    Let’s recognize that the LORD has given women many and important spiritual gifts and offices but that of ordained pastor and elder is NOT one of them. At least three times the LORD has lead His church on this matter; let’s not be like Baalim and keep asking for what the LORD has already multiple times said, “No” until He sends His angel to slay us by the way.

    And maybe most importantly, Lesson 5:

    We are ALL called to ministry. Instead of complaining about who has what power and politics (and yes, from personal experience and observations I’m talking mostly about those who are pro-WO), what we ALL need to do is humbly get about our Father’s business.

    • Thanks for sharing your thoughts William! One important point of clarification is that, currently, the church does allow for women elders as well as the ordination of deaconesses. This has been already been voted by our world church. The current General Conference policy on ordination of women as local church elders is stated in the 2009 Seventh-day Adventist Minister’s Handbook, p. 94.

      “Elders and deacons should be persons of experience, chosen wisely. By action of the Annual Council of 1975, reaffirmed at the 1984 Annual Council, both men and women are eligible to serve as elders and receive ordination to this position of service in the church.”

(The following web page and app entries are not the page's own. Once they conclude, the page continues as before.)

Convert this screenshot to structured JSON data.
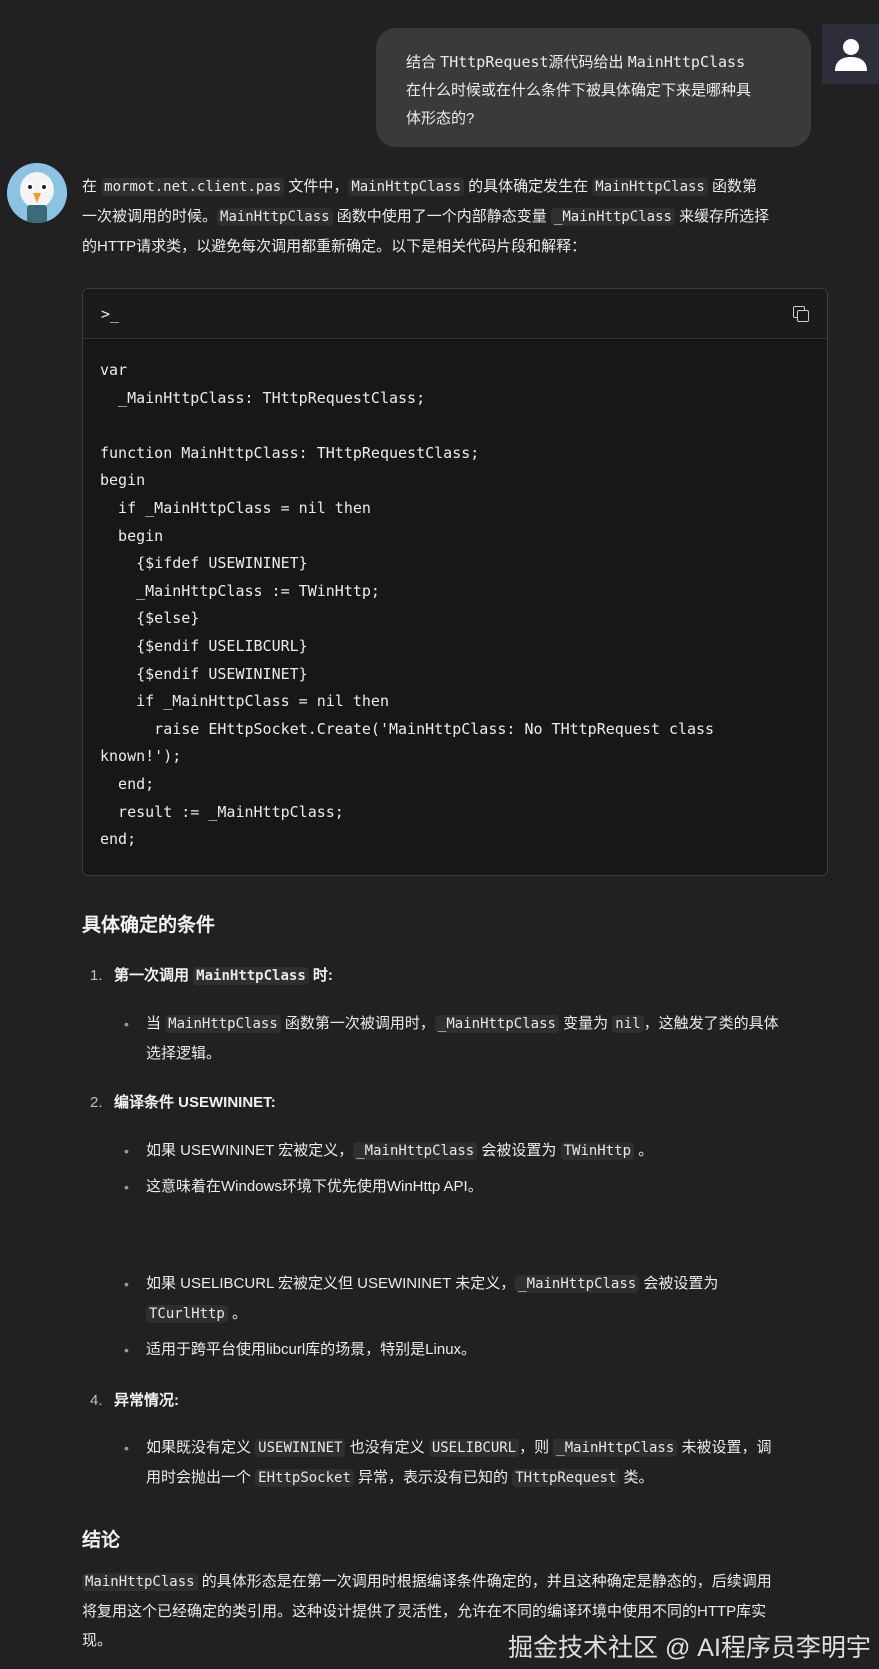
{
  "user_message": {
    "line1_a": "结合 ",
    "line1_code": "THttpRequest",
    "line1_b": "源代码给出 ",
    "line1_code2": "MainHttpClass",
    "line2": "在什么时候或在什么条件下被具体确定下来是哪种具",
    "line3": "体形态的?"
  },
  "intro": {
    "t1": "在 ",
    "c1": "mormot.net.client.pas",
    "t2": " 文件中，",
    "c2": "MainHttpClass",
    "t3": " 的具体确定发生在 ",
    "c3": "MainHttpClass",
    "t4": " 函数第",
    "t5": "一次被调用的时候。",
    "c4": "MainHttpClass",
    "t6": " 函数中使用了一个内部静态变量 ",
    "c5": "_MainHttpClass",
    "t7": " 来缓存所选择",
    "t8": "的HTTP请求类，以避免每次调用都重新确定。以下是相关代码片段和解释："
  },
  "code_block": {
    "prompt_icon": ">_",
    "code": "var\n  _MainHttpClass: THttpRequestClass;\n\nfunction MainHttpClass: THttpRequestClass;\nbegin\n  if _MainHttpClass = nil then\n  begin\n    {$ifdef USEWININET}\n    _MainHttpClass := TWinHttp;\n    {$else}\n    {$endif USELIBCURL}\n    {$endif USEWININET}\n    if _MainHttpClass = nil then\n      raise EHttpSocket.Create('MainHttpClass: No THttpRequest class\nknown!');\n  end;\n  result := _MainHttpClass;\nend;"
  },
  "section1": {
    "title": "具体确定的条件"
  },
  "item1": {
    "num": "1.",
    "label_a": "第一次调用 ",
    "label_code": "MainHttpClass",
    "label_b": " 时:",
    "b1": {
      "t1": "当 ",
      "c1": "MainHttpClass",
      "t2": " 函数第一次被调用时，",
      "c2": "_MainHttpClass",
      "t3": " 变量为 ",
      "c3": "nil",
      "t4": "，这触发了类的具体",
      "t5": "选择逻辑。"
    }
  },
  "item2": {
    "num": "2.",
    "label": "编译条件 USEWININET",
    "label_tail": ":",
    "b1": {
      "t1": "如果 USEWININET 宏被定义，",
      "c1": "_MainHttpClass",
      "t2": " 会被设置为 ",
      "c2": "TWinHttp",
      "t3": " 。"
    },
    "b2": {
      "t1": "这意味着在Windows环境下优先使用WinHttp API。"
    },
    "b3": {
      "t1": "如果 USELIBCURL 宏被定义但 USEWININET 未定义，",
      "c1": "_MainHttpClass",
      "t2": " 会被设置为",
      "c2": "TCurlHttp",
      "t3": " 。"
    },
    "b4": {
      "t1": "适用于跨平台使用libcurl库的场景，特别是Linux。"
    }
  },
  "item4": {
    "num": "4.",
    "label": "异常情况:",
    "b1": {
      "t1": "如果既没有定义 ",
      "c1": "USEWININET",
      "t2": " 也没有定义 ",
      "c2": "USELIBCURL",
      "t3": "，则 ",
      "c3": "_MainHttpClass",
      "t4": " 未被设置，调",
      "t5": "用时会抛出一个 ",
      "c4": "EHttpSocket",
      "t6": " 异常，表示没有已知的 ",
      "c5": "THttpRequest",
      "t7": " 类。"
    }
  },
  "section2": {
    "title": "结论"
  },
  "conclusion": {
    "c1": "MainHttpClass",
    "t1": " 的具体形态是在第一次调用时根据编译条件确定的，并且这种确定是静态的，后续调用",
    "t2": "将复用这个已经确定的类引用。这种设计提供了灵活性，允许在不同的编译环境中使用不同的HTTP库实",
    "t3": "现。"
  },
  "watermark": "掘金技术社区 @ AI程序员李明宇",
  "icons": {
    "user_avatar": "user-avatar-icon",
    "bot_avatar": "eagle-avatar-icon",
    "copy": "copy-icon",
    "terminal": "terminal-icon"
  }
}
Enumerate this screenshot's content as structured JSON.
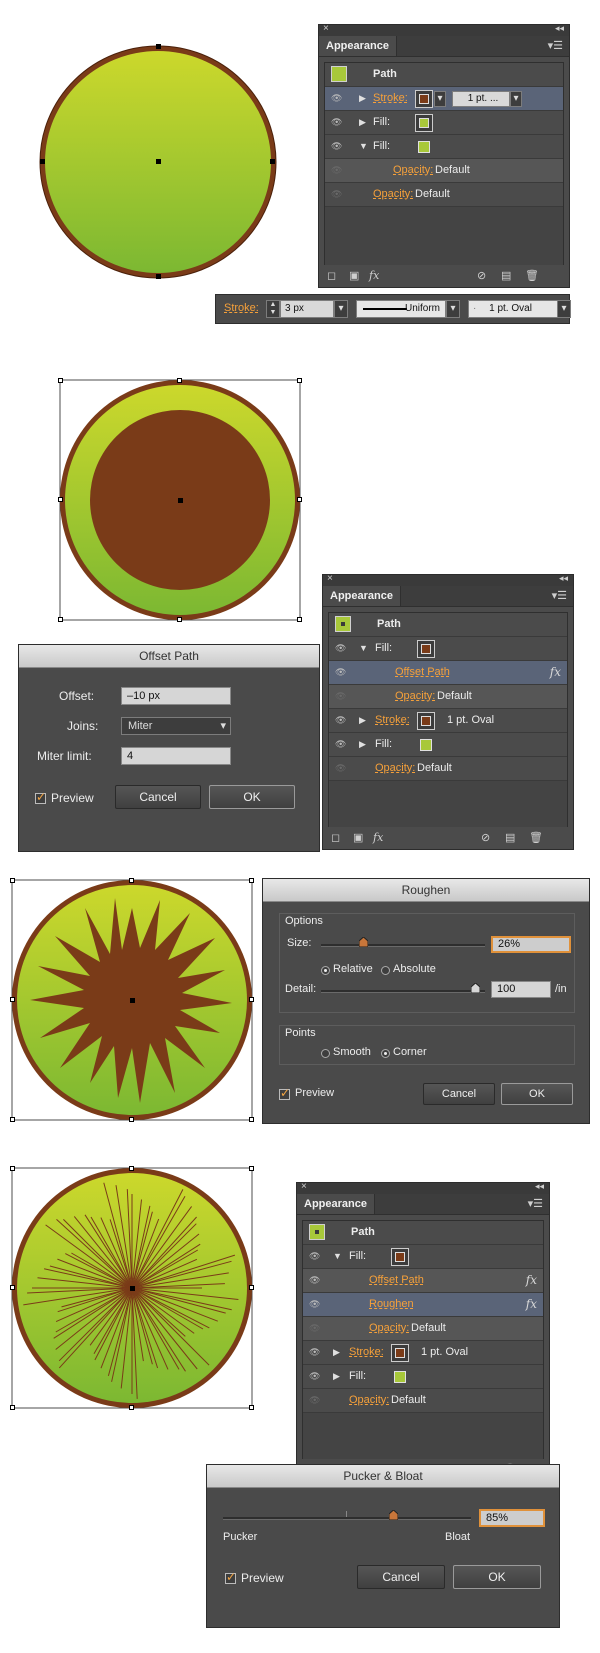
{
  "colors": {
    "lime_top": "#ccd82c",
    "lime_bottom": "#7cb832",
    "rim": "#7a3b18",
    "accent": "#f5a03a",
    "panel_bg": "#4b4b4b",
    "selection": "#5a6478"
  },
  "icons": {
    "eye": "eye-icon",
    "fx": "fx-icon",
    "close": "close-icon",
    "collapse": "double-chevron-icon",
    "panel_menu": "panel-menu-icon",
    "new_art": "new-art-icon",
    "add_stroke": "add-stroke-icon",
    "add_effect": "add-effect-icon",
    "clear": "clear-appearance-icon",
    "duplicate": "duplicate-item-icon",
    "delete": "trash-icon"
  },
  "panel1": {
    "tab": "Appearance",
    "header": "Path",
    "rows": [
      {
        "label": "Stroke:",
        "value": "1 pt. ...",
        "link": true
      },
      {
        "label": "Fill:"
      },
      {
        "label": "Fill:"
      },
      {
        "label": "Opacity:",
        "value": "Default",
        "link": true
      },
      {
        "label": "Opacity:",
        "value": "Default",
        "link": true
      }
    ],
    "fx_label": "fx"
  },
  "strokebar": {
    "label": "Stroke:",
    "weight": "3 px",
    "profile": "Uniform",
    "brush": "1 pt. Oval"
  },
  "panel2": {
    "tab": "Appearance",
    "header": "Path",
    "rows": [
      {
        "label": "Fill:"
      },
      {
        "label": "Offset Path",
        "link": true,
        "fx": "fx"
      },
      {
        "label": "Opacity:",
        "value": "Default",
        "link": true
      },
      {
        "label": "Stroke:",
        "value": "1 pt. Oval",
        "link": true
      },
      {
        "label": "Fill:"
      },
      {
        "label": "Opacity:",
        "value": "Default",
        "link": true
      }
    ],
    "fx_label": "fx"
  },
  "offset_dialog": {
    "title": "Offset Path",
    "offset_label": "Offset:",
    "offset_value": "–10 px",
    "joins_label": "Joins:",
    "joins_value": "Miter",
    "miter_label": "Miter limit:",
    "miter_value": "4",
    "preview": "Preview",
    "cancel": "Cancel",
    "ok": "OK"
  },
  "roughen_dialog": {
    "title": "Roughen",
    "options": "Options",
    "size_label": "Size:",
    "size_value": "26%",
    "size_fraction": 0.26,
    "relative": "Relative",
    "absolute": "Absolute",
    "detail_label": "Detail:",
    "detail_value": "100",
    "detail_unit": "/in",
    "points": "Points",
    "smooth": "Smooth",
    "corner": "Corner",
    "preview": "Preview",
    "cancel": "Cancel",
    "ok": "OK"
  },
  "panel3": {
    "tab": "Appearance",
    "header": "Path",
    "rows": [
      {
        "label": "Fill:"
      },
      {
        "label": "Offset Path",
        "link": true,
        "fx": "fx"
      },
      {
        "label": "Roughen",
        "link": true,
        "fx": "fx"
      },
      {
        "label": "Opacity:",
        "value": "Default",
        "link": true
      },
      {
        "label": "Stroke:",
        "value": "1 pt. Oval",
        "link": true
      },
      {
        "label": "Fill:"
      },
      {
        "label": "Opacity:",
        "value": "Default",
        "link": true
      }
    ],
    "fx_label": "fx"
  },
  "pucker_dialog": {
    "title": "Pucker & Bloat",
    "value": "85%",
    "pucker": "Pucker",
    "bloat": "Bloat",
    "preview": "Preview",
    "cancel": "Cancel",
    "ok": "OK"
  }
}
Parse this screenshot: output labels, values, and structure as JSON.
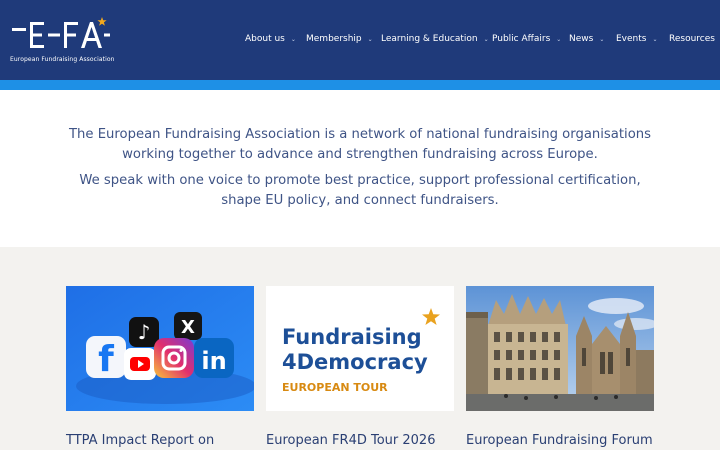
{
  "brand": {
    "logo_text": "EFA",
    "tagline": "European Fundraising Association",
    "colors": {
      "header": "#1f3a7a",
      "stripe": "#1e90e6",
      "accent_star": "#f2a81d"
    }
  },
  "nav": {
    "items": [
      {
        "label": "About us",
        "has_menu": true
      },
      {
        "label": "Membership",
        "has_menu": true
      },
      {
        "label": "Learning & Education",
        "has_menu": true
      },
      {
        "label": "Public Affairs",
        "has_menu": true
      },
      {
        "label": "News",
        "has_menu": true
      },
      {
        "label": "Events",
        "has_menu": true
      },
      {
        "label": "Resources",
        "has_menu": false
      }
    ],
    "chevron_glyph": "⌄"
  },
  "intro": {
    "paragraph_1": "The European Fundraising Association is a network of national fundraising organisations working together to advance and strengthen fundraising across Europe.",
    "paragraph_2": "We speak with one voice to promote best practice, support professional certification, shape EU policy, and connect fundraisers."
  },
  "cards": [
    {
      "title": "TTPA Impact Report on",
      "image": "social-media-icons-image"
    },
    {
      "title": "European FR4D Tour 2026",
      "image": "fundraising-4democracy-image",
      "image_text": {
        "line1": "Fundraising",
        "line2": "4Democracy",
        "line3": "EUROPEAN TOUR"
      }
    },
    {
      "title": "European Fundraising Forum",
      "image": "old-town-hall-image"
    }
  ]
}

      The 2010 Edition of the Seventh-Day Adventist Church manual states:

      “Ordination Service for Deaconesses – Such a service would be carried out by an ordained pastor currently credentialed by the conference. The ordination servic should be characterized by simplicity and performed in the presence of the church. If they retain church membership, deaconesses do not have to be ordained again if they move their memberships to other churches. When the term for which they were elected expires, they must be reelected if they are to continue to serve as deaconesses.” (pp 78-79)

      “The nominating committee brings in nominations to fill the various church offices. When these have been elected, the elders should be ordained, unless they have already been ordained as elders. A similar but shorter service should take place for ordination of deacons and deaconesses.” (p 38)

  • Edwin Racine

    Ted Wilson, now that through his intense, authoritarian covert and overt maneuvering has produced the negative vote he has always insisted upon, he again suggests the church get back to being focused on “the mission.” Of course, the success of the mission can best be demonstrated by increased membership and tithe income. I suggest, baptisms without educating those who remain convinced that women and girls are to be subservient is disgraceful. It’s immoral to teach and preach that the Holy Spirit’s upper most prerequisite for ordaining a person is male genitalia. The concept seems reasonable to those living in countries where, since babyhood, a little girl is taught and treated to be inferior. Most intelligent, educated people living in North America and many other enlightened areas, have seen the evilness of such thinking. We grieve over the evilness recently witnessed in San Antonio.

  • Theresa

    I wasn’t there at the meeting and I don’t know what was said. I just have one simple comment or maybe it’s a question? If Ellen White were here today it boggles my mind to think that our church would vote against her Ordination!

    • I wonder the same thing Theresa. Thanks for sharing!

  • Thanks! Very needed message.

  • Lisa Clark Diller

    Thanks for these supportive and cogent thoughts at this time. We need people to keep being brave!